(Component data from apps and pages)
------------------------------------------------------------------------

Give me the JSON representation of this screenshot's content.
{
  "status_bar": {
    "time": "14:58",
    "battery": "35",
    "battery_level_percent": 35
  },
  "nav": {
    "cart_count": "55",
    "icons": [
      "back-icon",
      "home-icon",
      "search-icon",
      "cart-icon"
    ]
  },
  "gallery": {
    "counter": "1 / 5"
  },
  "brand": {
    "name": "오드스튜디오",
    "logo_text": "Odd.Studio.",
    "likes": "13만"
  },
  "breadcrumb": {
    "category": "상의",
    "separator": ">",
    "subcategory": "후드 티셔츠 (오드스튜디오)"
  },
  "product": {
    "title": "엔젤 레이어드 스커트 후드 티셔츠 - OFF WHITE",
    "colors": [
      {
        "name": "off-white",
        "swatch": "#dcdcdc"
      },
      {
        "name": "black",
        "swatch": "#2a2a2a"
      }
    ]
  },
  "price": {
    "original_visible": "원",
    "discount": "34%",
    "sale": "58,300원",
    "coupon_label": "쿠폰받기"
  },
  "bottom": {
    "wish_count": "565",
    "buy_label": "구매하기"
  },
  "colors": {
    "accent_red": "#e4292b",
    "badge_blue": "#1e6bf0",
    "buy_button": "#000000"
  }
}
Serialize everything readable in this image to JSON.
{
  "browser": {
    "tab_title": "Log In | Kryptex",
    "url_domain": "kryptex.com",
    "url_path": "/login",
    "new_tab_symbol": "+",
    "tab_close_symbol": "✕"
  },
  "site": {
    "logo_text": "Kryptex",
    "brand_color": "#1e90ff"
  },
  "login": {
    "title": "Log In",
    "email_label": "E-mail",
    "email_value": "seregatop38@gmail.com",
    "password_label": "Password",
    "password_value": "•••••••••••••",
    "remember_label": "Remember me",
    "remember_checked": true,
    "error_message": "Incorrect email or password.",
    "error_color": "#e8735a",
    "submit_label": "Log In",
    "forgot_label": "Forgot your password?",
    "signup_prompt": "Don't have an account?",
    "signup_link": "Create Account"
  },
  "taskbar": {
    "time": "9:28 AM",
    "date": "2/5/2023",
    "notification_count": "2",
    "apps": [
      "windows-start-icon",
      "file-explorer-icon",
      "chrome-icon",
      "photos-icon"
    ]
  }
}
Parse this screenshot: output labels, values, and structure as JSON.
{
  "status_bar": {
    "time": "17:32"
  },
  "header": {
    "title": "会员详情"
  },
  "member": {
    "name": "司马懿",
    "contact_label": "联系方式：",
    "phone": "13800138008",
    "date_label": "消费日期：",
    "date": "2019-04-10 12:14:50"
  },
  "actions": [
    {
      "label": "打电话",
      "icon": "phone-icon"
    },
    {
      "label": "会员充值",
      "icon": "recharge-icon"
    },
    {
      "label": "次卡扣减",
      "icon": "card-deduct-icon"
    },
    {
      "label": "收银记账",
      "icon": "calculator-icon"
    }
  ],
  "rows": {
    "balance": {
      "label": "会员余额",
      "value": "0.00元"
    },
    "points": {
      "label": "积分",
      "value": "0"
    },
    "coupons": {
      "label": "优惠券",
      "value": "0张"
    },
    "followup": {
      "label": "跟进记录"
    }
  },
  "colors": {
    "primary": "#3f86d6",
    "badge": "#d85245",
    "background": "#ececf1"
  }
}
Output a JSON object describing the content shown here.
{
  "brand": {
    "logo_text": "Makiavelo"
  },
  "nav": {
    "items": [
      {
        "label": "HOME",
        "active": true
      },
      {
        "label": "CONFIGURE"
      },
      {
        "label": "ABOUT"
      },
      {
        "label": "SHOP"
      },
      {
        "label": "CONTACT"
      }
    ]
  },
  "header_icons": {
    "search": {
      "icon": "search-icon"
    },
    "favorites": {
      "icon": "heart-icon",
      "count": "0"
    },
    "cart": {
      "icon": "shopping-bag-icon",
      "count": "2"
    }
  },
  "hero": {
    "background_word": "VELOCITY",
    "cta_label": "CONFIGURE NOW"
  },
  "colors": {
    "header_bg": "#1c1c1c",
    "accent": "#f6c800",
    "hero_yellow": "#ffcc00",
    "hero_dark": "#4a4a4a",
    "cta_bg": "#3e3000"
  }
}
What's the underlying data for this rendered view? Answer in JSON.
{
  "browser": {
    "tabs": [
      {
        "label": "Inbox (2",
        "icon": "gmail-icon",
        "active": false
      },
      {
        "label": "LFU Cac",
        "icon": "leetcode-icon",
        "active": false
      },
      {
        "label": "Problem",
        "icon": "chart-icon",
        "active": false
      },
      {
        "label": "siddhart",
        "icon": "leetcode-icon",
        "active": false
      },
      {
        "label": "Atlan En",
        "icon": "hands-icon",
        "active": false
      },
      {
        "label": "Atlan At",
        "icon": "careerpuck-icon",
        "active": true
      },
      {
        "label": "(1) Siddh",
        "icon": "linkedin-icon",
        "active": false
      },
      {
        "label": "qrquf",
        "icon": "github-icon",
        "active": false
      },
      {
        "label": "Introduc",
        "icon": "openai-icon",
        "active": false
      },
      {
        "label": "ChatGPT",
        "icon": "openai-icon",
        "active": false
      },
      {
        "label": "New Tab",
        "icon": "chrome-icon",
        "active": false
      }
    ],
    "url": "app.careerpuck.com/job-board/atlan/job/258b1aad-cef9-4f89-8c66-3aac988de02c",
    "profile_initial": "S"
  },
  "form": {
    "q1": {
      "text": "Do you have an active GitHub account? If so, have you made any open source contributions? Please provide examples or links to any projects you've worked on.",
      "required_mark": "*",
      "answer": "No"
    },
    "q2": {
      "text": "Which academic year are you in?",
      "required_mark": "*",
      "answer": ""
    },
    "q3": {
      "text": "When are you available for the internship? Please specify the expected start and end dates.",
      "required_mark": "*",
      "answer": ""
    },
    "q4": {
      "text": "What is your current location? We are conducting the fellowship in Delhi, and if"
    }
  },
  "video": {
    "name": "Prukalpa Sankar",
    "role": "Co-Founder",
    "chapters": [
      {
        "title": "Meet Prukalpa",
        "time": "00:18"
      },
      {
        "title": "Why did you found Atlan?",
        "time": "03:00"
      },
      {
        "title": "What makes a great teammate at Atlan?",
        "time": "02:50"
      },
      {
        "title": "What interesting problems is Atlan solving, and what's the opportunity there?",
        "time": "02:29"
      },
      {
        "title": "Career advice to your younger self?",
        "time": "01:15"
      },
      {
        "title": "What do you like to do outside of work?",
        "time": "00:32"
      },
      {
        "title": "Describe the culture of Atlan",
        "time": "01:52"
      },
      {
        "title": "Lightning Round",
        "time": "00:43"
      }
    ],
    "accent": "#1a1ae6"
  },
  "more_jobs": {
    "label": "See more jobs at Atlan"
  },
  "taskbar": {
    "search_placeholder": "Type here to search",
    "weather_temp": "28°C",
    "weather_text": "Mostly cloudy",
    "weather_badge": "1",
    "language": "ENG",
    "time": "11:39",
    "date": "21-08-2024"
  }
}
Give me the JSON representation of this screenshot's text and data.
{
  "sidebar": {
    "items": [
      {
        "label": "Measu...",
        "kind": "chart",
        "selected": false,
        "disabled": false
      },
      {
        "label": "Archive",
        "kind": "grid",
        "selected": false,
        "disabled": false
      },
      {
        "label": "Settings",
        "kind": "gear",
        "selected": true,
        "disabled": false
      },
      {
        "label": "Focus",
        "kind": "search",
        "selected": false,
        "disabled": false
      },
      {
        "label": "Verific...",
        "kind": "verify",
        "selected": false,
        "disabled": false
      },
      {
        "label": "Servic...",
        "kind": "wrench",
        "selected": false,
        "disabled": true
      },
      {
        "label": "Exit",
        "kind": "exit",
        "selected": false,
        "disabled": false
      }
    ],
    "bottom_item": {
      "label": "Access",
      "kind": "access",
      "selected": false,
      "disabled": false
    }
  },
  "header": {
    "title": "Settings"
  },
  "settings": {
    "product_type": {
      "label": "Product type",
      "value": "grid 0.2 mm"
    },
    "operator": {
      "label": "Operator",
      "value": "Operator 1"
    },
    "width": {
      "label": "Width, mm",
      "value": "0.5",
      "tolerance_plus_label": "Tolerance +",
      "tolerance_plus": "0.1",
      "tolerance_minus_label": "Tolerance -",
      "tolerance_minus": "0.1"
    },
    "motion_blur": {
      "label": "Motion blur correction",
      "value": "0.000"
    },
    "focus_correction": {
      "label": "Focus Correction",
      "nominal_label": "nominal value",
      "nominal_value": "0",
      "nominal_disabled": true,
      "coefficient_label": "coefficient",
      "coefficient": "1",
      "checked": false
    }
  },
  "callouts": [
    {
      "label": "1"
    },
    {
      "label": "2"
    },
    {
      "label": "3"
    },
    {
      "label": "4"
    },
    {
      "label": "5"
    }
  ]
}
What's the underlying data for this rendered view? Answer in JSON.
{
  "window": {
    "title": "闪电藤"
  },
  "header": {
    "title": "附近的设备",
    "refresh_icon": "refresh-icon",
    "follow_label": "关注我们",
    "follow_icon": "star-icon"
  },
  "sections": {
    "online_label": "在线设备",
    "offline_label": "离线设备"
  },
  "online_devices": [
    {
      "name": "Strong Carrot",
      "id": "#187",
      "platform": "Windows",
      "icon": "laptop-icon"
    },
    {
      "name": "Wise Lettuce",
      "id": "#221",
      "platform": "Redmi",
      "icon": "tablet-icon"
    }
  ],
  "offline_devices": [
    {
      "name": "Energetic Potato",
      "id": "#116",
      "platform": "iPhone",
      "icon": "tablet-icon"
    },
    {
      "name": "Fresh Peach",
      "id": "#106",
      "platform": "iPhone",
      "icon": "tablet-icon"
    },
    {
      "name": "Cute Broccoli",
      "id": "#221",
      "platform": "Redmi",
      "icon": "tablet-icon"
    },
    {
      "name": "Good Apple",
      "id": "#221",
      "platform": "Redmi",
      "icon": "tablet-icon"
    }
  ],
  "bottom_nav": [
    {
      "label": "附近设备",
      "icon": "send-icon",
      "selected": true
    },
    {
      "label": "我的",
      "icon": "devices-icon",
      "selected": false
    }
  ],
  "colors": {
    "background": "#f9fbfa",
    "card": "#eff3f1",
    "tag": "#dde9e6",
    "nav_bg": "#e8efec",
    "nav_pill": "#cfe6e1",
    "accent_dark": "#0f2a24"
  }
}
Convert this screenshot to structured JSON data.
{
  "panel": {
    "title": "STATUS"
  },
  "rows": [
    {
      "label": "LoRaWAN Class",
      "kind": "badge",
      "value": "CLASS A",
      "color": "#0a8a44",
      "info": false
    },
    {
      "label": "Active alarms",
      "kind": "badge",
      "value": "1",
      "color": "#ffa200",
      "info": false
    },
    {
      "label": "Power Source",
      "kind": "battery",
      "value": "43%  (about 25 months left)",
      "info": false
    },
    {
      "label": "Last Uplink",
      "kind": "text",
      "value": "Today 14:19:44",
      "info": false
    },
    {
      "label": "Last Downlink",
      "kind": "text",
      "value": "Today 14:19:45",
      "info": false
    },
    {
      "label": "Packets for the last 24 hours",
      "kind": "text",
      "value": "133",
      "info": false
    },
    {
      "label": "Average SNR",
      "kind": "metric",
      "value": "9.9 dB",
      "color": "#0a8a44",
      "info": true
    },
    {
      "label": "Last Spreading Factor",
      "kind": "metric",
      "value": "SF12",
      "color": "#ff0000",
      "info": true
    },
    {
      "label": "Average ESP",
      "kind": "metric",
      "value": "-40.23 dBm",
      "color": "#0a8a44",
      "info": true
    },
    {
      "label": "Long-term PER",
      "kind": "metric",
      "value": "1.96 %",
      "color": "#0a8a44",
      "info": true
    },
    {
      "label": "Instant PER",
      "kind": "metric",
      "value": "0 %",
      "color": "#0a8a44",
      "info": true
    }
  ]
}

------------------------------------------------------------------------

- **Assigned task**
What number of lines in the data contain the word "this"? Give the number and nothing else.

- **Answer section**
7